Website and app data records:

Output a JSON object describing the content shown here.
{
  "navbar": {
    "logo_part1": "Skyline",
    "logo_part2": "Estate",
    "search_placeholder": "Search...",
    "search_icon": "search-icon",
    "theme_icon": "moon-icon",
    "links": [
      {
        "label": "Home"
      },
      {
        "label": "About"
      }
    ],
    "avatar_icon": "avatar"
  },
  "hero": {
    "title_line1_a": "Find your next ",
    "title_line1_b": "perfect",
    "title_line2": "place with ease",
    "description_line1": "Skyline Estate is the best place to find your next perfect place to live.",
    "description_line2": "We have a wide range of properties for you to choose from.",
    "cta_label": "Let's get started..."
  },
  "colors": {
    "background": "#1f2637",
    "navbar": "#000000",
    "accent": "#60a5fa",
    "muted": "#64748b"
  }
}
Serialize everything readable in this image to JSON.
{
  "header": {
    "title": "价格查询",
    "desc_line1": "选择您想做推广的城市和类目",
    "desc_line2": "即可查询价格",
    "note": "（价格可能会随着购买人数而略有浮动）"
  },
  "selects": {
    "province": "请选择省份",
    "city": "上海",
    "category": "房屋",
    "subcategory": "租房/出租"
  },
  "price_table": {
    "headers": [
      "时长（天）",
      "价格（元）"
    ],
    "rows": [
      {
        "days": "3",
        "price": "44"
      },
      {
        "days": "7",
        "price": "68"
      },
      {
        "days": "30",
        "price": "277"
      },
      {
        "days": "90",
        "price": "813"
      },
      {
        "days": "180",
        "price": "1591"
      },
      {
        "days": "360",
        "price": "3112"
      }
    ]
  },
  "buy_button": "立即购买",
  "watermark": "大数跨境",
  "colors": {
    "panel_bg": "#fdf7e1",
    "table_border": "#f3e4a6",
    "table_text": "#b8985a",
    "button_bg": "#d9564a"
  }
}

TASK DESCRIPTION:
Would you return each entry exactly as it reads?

RESPONSE AREA:
Output a JSON object describing the content shown here.
{
  "navbar": {
    "logo_part1": "Skyline",
    "logo_part2": "Estate",
    "search_placeholder": "Search...",
    "search_icon": "search-icon",
    "theme_icon": "moon-icon",
    "links": [
      {
        "label": "Home"
      },
      {
        "label": "About"
      }
    ],
    "avatar_icon": "avatar"
  },
  "hero": {
    "title_line1_a": "Find your next ",
    "title_line1_b": "perfect",
    "title_line2": "place with ease",
    "description_line1": "Skyline Estate is the best place to find your next perfect place to live.",
    "description_line2": "We have a wide range of properties for you to choose from.",
    "cta_label": "Let's get started..."
  },
  "colors": {
    "background": "#1f2637",
    "navbar": "#000000",
    "accent": "#60a5fa",
    "muted": "#64748b"
  }
}
Serialize everything readable in this image to JSON.
{
  "header": {
    "title": "价格查询",
    "desc_line1": "选择您想做推广的城市和类目",
    "desc_line2": "即可查询价格",
    "note": "（价格可能会随着购买人数而略有浮动）"
  },
  "selects": {
    "province": "请选择省份",
    "city": "上海",
    "category": "房屋",
    "subcategory": "租房/出租"
  },
  "price_table": {
    "headers": [
      "时长（天）",
      "价格（元）"
    ],
    "rows": [
      {
        "days": "3",
        "price": "44"
      },
      {
        "days": "7",
        "price": "68"
      },
      {
        "days": "30",
        "price": "277"
      },
      {
        "days": "90",
        "price": "813"
      },
      {
        "days": "180",
        "price": "1591"
      },
      {
        "days": "360",
        "price": "3112"
      }
    ]
  },
  "buy_button": "立即购买",
  "watermark": "大数跨境",
  "colors": {
    "panel_bg": "#fdf7e1",
    "table_border": "#f3e4a6",
    "table_text": "#b8985a",
    "button_bg": "#d9564a"
  }
}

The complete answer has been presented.